ASSIGNED TASK: Retype the listing exactly. Leave out the images.

INPUT:

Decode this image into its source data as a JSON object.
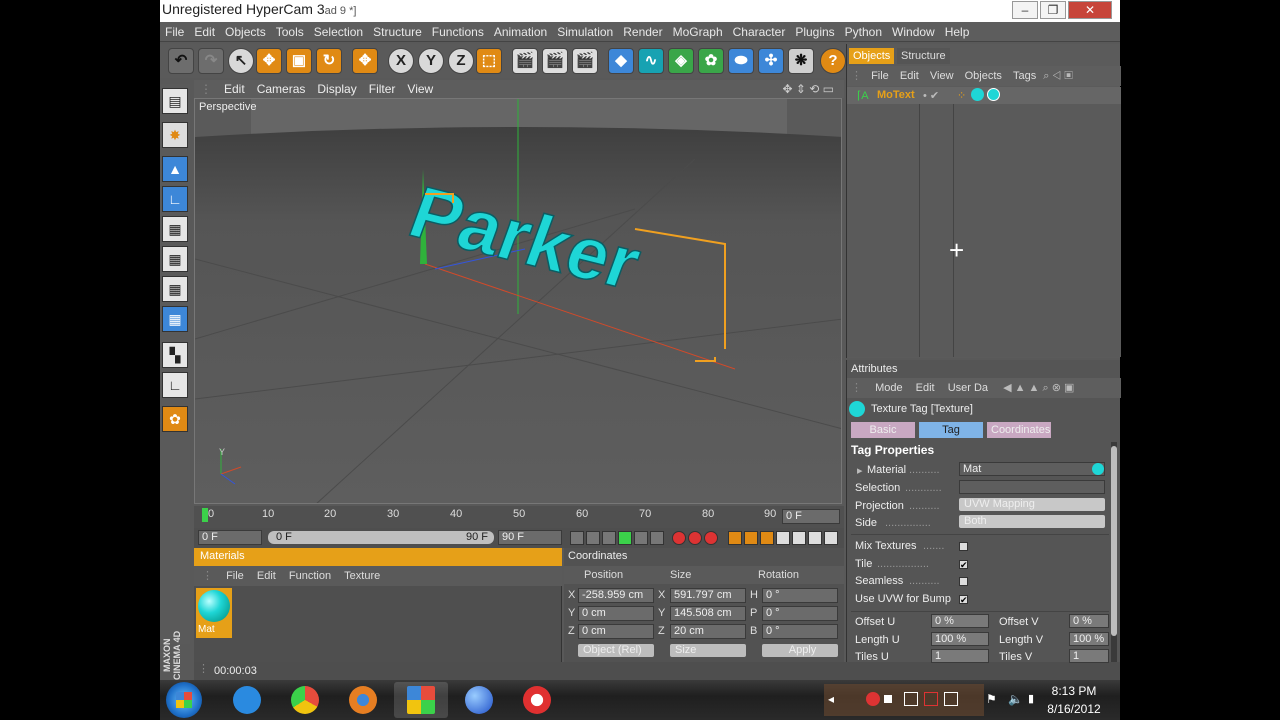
{
  "window": {
    "title": "Unregistered HyperCam 3",
    "title_suffix": "ad 9 *]",
    "minimize": "–",
    "maximize": "❐",
    "close": "✕"
  },
  "menubar": [
    "File",
    "Edit",
    "Objects",
    "Tools",
    "Selection",
    "Structure",
    "Functions",
    "Animation",
    "Simulation",
    "Render",
    "MoGraph",
    "Character",
    "Plugins",
    "Python",
    "Window",
    "Help"
  ],
  "viewport": {
    "menu": [
      "Edit",
      "Cameras",
      "Display",
      "Filter",
      "View"
    ],
    "label": "Perspective",
    "text3d": "Parker",
    "axis_y": "Y"
  },
  "timeline": {
    "ticks": [
      "0",
      "10",
      "20",
      "30",
      "40",
      "50",
      "60",
      "70",
      "80",
      "90"
    ],
    "current_frame": "0 F",
    "start_field": "0 F",
    "slider_left": "0 F",
    "slider_right": "90 F",
    "end_field": "90 F"
  },
  "materials": {
    "title": "Materials",
    "menu": [
      "File",
      "Edit",
      "Function",
      "Texture"
    ],
    "items": [
      {
        "name": "Mat",
        "color": "#1ed6d6"
      }
    ]
  },
  "coordinates": {
    "title": "Coordinates",
    "headers": [
      "Position",
      "Size",
      "Rotation"
    ],
    "rows": [
      {
        "axis": "X",
        "pos": "-258.959 cm",
        "size_axis": "X",
        "size": "591.797 cm",
        "rot_axis": "H",
        "rot": "0 °"
      },
      {
        "axis": "Y",
        "pos": "0 cm",
        "size_axis": "Y",
        "size": "145.508 cm",
        "rot_axis": "P",
        "rot": "0 °"
      },
      {
        "axis": "Z",
        "pos": "0 cm",
        "size_axis": "Z",
        "size": "20 cm",
        "rot_axis": "B",
        "rot": "0 °"
      }
    ],
    "mode": "Object (Rel)",
    "size_mode": "Size",
    "apply": "Apply"
  },
  "status": {
    "time": "00:00:03"
  },
  "object_manager": {
    "tabs": [
      "Objects",
      "Structure"
    ],
    "menu": [
      "File",
      "Edit",
      "View",
      "Objects",
      "Tags"
    ],
    "object": "MoText"
  },
  "attributes": {
    "title": "Attributes",
    "menu": [
      "Mode",
      "Edit",
      "User Da"
    ],
    "header": "Texture Tag [Texture]",
    "tabs": [
      "Basic",
      "Tag",
      "Coordinates"
    ],
    "section": "Tag Properties",
    "material_label": "Material",
    "material_value": "Mat",
    "selection_label": "Selection",
    "projection_label": "Projection",
    "projection_value": "UVW Mapping",
    "side_label": "Side",
    "side_value": "Both",
    "mix_textures": "Mix Textures",
    "tile": "Tile",
    "seamless": "Seamless",
    "use_uvw": "Use UVW for Bump",
    "offset_u": "Offset U",
    "offset_u_val": "0 %",
    "offset_v": "Offset V",
    "offset_v_val": "0 %",
    "length_u": "Length U",
    "length_u_val": "100 %",
    "length_v": "Length V",
    "length_v_val": "100 %",
    "tiles_u": "Tiles U",
    "tiles_u_val": "1",
    "tiles_v": "Tiles V",
    "tiles_v_val": "1"
  },
  "branding": {
    "text": "MAXON CINEMA 4D"
  },
  "taskbar": {
    "time": "8:13 PM",
    "date": "8/16/2012"
  }
}
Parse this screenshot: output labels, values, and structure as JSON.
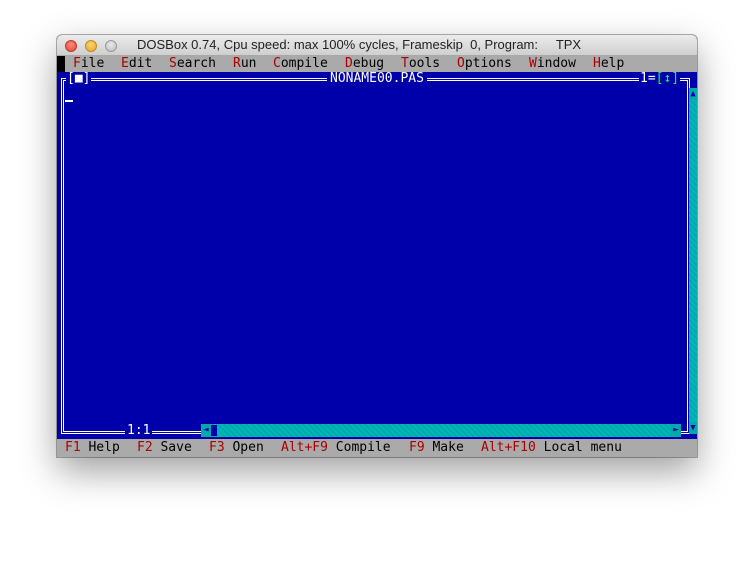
{
  "window": {
    "title": "DOSBox 0.74, Cpu speed: max 100% cycles, Frameskip  0, Program:     TPX"
  },
  "menu": {
    "items": [
      {
        "hot": "F",
        "rest": "ile"
      },
      {
        "hot": "E",
        "rest": "dit"
      },
      {
        "hot": "S",
        "rest": "earch"
      },
      {
        "hot": "R",
        "rest": "un"
      },
      {
        "hot": "C",
        "rest": "ompile"
      },
      {
        "hot": "D",
        "rest": "ebug"
      },
      {
        "hot": "T",
        "rest": "ools"
      },
      {
        "hot": "O",
        "rest": "ptions"
      },
      {
        "hot": "W",
        "rest": "indow"
      },
      {
        "hot": "H",
        "rest": "elp"
      }
    ]
  },
  "editor": {
    "close_box": "[■]",
    "filename": "NONAME00.PAS",
    "window_number": "1",
    "zoom_box": "[↕]",
    "cursor_position": "1:1"
  },
  "status": {
    "items": [
      {
        "key": "F1",
        "label": "Help"
      },
      {
        "key": "F2",
        "label": "Save"
      },
      {
        "key": "F3",
        "label": "Open"
      },
      {
        "key": "Alt+F9",
        "label": "Compile"
      },
      {
        "key": "F9",
        "label": "Make"
      },
      {
        "key": "Alt+F10",
        "label": "Local menu"
      }
    ]
  },
  "colors": {
    "desktop_blue": "#0000aa",
    "menu_gray": "#aaaaaa",
    "hotkey_red": "#aa0000",
    "scrollbar_cyan": "#00aaaa"
  }
}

RESULT OF THIS EXERCISE:
Decode this image into its source data as a JSON object.
{
  "window": {
    "title": "Unregistered HyperCam 3",
    "title_suffix": "ad 9 *]",
    "minimize": "–",
    "maximize": "❐",
    "close": "✕"
  },
  "menubar": [
    "File",
    "Edit",
    "Objects",
    "Tools",
    "Selection",
    "Structure",
    "Functions",
    "Animation",
    "Simulation",
    "Render",
    "MoGraph",
    "Character",
    "Plugins",
    "Python",
    "Window",
    "Help"
  ],
  "viewport": {
    "menu": [
      "Edit",
      "Cameras",
      "Display",
      "Filter",
      "View"
    ],
    "label": "Perspective",
    "text3d": "Parker",
    "axis_y": "Y"
  },
  "timeline": {
    "ticks": [
      "0",
      "10",
      "20",
      "30",
      "40",
      "50",
      "60",
      "70",
      "80",
      "90"
    ],
    "current_frame": "0 F",
    "start_field": "0 F",
    "slider_left": "0 F",
    "slider_right": "90 F",
    "end_field": "90 F"
  },
  "materials": {
    "title": "Materials",
    "menu": [
      "File",
      "Edit",
      "Function",
      "Texture"
    ],
    "items": [
      {
        "name": "Mat",
        "color": "#1ed6d6"
      }
    ]
  },
  "coordinates": {
    "title": "Coordinates",
    "headers": [
      "Position",
      "Size",
      "Rotation"
    ],
    "rows": [
      {
        "axis": "X",
        "pos": "-258.959 cm",
        "size_axis": "X",
        "size": "591.797 cm",
        "rot_axis": "H",
        "rot": "0 °"
      },
      {
        "axis": "Y",
        "pos": "0 cm",
        "size_axis": "Y",
        "size": "145.508 cm",
        "rot_axis": "P",
        "rot": "0 °"
      },
      {
        "axis": "Z",
        "pos": "0 cm",
        "size_axis": "Z",
        "size": "20 cm",
        "rot_axis": "B",
        "rot": "0 °"
      }
    ],
    "mode": "Object (Rel)",
    "size_mode": "Size",
    "apply": "Apply"
  },
  "status": {
    "time": "00:00:03"
  },
  "object_manager": {
    "tabs": [
      "Objects",
      "Structure"
    ],
    "menu": [
      "File",
      "Edit",
      "View",
      "Objects",
      "Tags"
    ],
    "object": "MoText"
  },
  "attributes": {
    "title": "Attributes",
    "menu": [
      "Mode",
      "Edit",
      "User Da"
    ],
    "header": "Texture Tag [Texture]",
    "tabs": [
      "Basic",
      "Tag",
      "Coordinates"
    ],
    "section": "Tag Properties",
    "material_label": "Material",
    "material_value": "Mat",
    "selection_label": "Selection",
    "projection_label": "Projection",
    "projection_value": "UVW Mapping",
    "side_label": "Side",
    "side_value": "Both",
    "mix_textures": "Mix Textures",
    "tile": "Tile",
    "seamless": "Seamless",
    "use_uvw": "Use UVW for Bump",
    "offset_u": "Offset U",
    "offset_u_val": "0 %",
    "offset_v": "Offset V",
    "offset_v_val": "0 %",
    "length_u": "Length U",
    "length_u_val": "100 %",
    "length_v": "Length V",
    "length_v_val": "100 %",
    "tiles_u": "Tiles U",
    "tiles_u_val": "1",
    "tiles_v": "Tiles V",
    "tiles_v_val": "1"
  },
  "branding": {
    "text": "MAXON CINEMA 4D"
  },
  "taskbar": {
    "time": "8:13 PM",
    "date": "8/16/2012"
  }
}
Parse this screenshot: output labels, values, and structure as JSON.
{
  "window": {
    "title": "DOSBox 0.74, Cpu speed: max 100% cycles, Frameskip  0, Program:     TPX"
  },
  "menu": {
    "items": [
      {
        "hot": "F",
        "rest": "ile"
      },
      {
        "hot": "E",
        "rest": "dit"
      },
      {
        "hot": "S",
        "rest": "earch"
      },
      {
        "hot": "R",
        "rest": "un"
      },
      {
        "hot": "C",
        "rest": "ompile"
      },
      {
        "hot": "D",
        "rest": "ebug"
      },
      {
        "hot": "T",
        "rest": "ools"
      },
      {
        "hot": "O",
        "rest": "ptions"
      },
      {
        "hot": "W",
        "rest": "indow"
      },
      {
        "hot": "H",
        "rest": "elp"
      }
    ]
  },
  "editor": {
    "close_box": "[■]",
    "filename": "NONAME00.PAS",
    "window_number": "1",
    "zoom_box": "[↕]",
    "cursor_position": "1:1"
  },
  "status": {
    "items": [
      {
        "key": "F1",
        "label": "Help"
      },
      {
        "key": "F2",
        "label": "Save"
      },
      {
        "key": "F3",
        "label": "Open"
      },
      {
        "key": "Alt+F9",
        "label": "Compile"
      },
      {
        "key": "F9",
        "label": "Make"
      },
      {
        "key": "Alt+F10",
        "label": "Local menu"
      }
    ]
  },
  "colors": {
    "desktop_blue": "#0000aa",
    "menu_gray": "#aaaaaa",
    "hotkey_red": "#aa0000",
    "scrollbar_cyan": "#00aaaa"
  }
}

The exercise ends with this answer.